Why he always has a notebook on hand:
“I love writing things down. I always do notebooks. It’s fun to doodle in them. There’s the space in between sleep and awake when you go to bed where usually you come up with good ideas, and if you don’t write them down, you’ll forget them. Salvador Dalí used to purposely train himself to get to that place. But you just have to be disciplined and make yourself write it down. But the best ideas you get just by looking around. I come up with ideas just like seeing kids on the subway or going to a new city and seeing what people are doing. And a lot of times you just take what they give you, and you just twist it.”
What he does with all the crafty objects in his kit:
“Some things stay in my kit for years and have traveled around the world with me—you never know when it’s gonna come out. It could be feathers from a beach that aren’t as pristine as ones you would get in midtown, to things from a hardware store or an art store. Or I’ll take a byproduct from something. I use a lot of the same suitcases, and they come with all this stuff in it you don’t need, but you can take pieces out of it like the nylon and mesh. I work with [photographers] Inez and Vinoodh a lot, and anything can happen on those shoots. We did something for that Comme des Garçons book, and we pulled a wig out that I’ve had in the kit for years, and it became an arts-and-crafts session. The makeup artist, Yadim, started pulling yarn out of his kit, and he put it coming out of the girl’s mouth... It was very weird, but I guess it’s knowing the right time that it can be pulled off.”
“Water actually moves at a very slow rate, like hair does. It’s weird, like water’s always trying to push and move its way out, so a lot of the way it forms is similar to hair. We contacted [ocean photographer] Ben [Bugden], and he sent us his archive. We picked out things that I could see a connection [to hair], and then we worked with a really amazing casting director in London, Shelley Durkan. We wanted all kinds of young, cool kids, so we actually decided to go to London instead of over here. My friend Paul Wetherell shot the portraits—we just did a really packed two days. It was really crazy production.”
There’s one water bottle he carries everywhere:

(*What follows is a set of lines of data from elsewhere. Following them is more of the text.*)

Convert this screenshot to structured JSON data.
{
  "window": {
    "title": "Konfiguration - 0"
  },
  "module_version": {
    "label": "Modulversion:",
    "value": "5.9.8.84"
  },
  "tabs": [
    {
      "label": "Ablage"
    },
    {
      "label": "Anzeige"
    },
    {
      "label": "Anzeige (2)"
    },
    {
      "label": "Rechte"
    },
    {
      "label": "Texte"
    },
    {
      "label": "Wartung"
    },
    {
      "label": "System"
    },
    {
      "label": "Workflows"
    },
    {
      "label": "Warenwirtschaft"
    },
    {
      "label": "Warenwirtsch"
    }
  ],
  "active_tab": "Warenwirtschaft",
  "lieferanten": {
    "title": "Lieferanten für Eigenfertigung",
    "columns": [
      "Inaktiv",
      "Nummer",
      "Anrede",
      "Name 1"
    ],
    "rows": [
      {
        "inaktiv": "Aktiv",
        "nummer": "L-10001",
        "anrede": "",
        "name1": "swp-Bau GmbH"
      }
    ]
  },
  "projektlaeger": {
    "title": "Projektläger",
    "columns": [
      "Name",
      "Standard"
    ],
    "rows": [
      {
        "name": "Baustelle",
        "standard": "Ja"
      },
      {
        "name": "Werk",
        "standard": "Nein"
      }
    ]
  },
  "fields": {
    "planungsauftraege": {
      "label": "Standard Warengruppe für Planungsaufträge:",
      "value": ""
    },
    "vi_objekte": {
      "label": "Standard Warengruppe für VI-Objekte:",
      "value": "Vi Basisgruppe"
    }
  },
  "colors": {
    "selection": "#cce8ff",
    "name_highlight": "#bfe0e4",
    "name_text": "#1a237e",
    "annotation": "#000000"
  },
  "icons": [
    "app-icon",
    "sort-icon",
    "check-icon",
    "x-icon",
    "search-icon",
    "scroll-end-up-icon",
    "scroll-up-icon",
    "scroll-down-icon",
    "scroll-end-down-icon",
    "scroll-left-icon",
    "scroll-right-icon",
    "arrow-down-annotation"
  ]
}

“I was trying to find a water bottle that not only can be refilled but you can also refill from a public restroom in Mexico. There’s this company [ÖKO], and then there’s another company called LifeStraw. It’s not just like a carbon filter, it’s a very advanced filter. Technically, you can take water out of a gutter in India and drink it and you won’t get sick. I’ve tested this thing. It’s cool because you realize, especially in this business and travel, just how much waste [there is]. The carbon footprint is the scariest thing. I haven’t used a plastic water bottle in two years.”
On shopping for vintage:
“I buy a lot of stuff at Boot Barn. But I avoid buying things new, because there’s so much out there already in the world. I avoid buying plastic at all costs. With work life, sometimes it’s really hard to find how that works, you know; I work in the fashion industry. But I think that there’s a lot of labels that are coming to the table right now, and it’s more about buying things that last. We worked with Zero + Maria Cornejo for years. She’s all about it. There’s all these websites that you can now check on things, and how things are made, what chemicals they use. People are really into it. It’s cool. It’s not a weird thing anymore.”